* [Requirement]:
Please return each of the entries exactly, minus their pictures.

[Items from an interface collection]
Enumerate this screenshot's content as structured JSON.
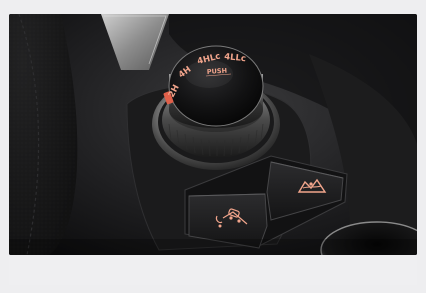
{
  "dial": {
    "modes": [
      "2H",
      "4H",
      "4HLc",
      "4LLc"
    ],
    "push_label": "PUSH"
  },
  "colors": {
    "indicator": "#f2a58c",
    "background": "#eeeef0"
  },
  "icons": [
    "hill-descent-control-icon",
    "terrain-mode-icon"
  ]
}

* [Task solution]:
Enumerate this screenshot's content as structured JSON.
{
  "dial": {
    "modes": [
      "2H",
      "4H",
      "4HLc",
      "4LLc"
    ],
    "push_label": "PUSH"
  },
  "colors": {
    "indicator": "#f2a58c",
    "background": "#eeeef0"
  },
  "icons": [
    "hill-descent-control-icon",
    "terrain-mode-icon"
  ]
}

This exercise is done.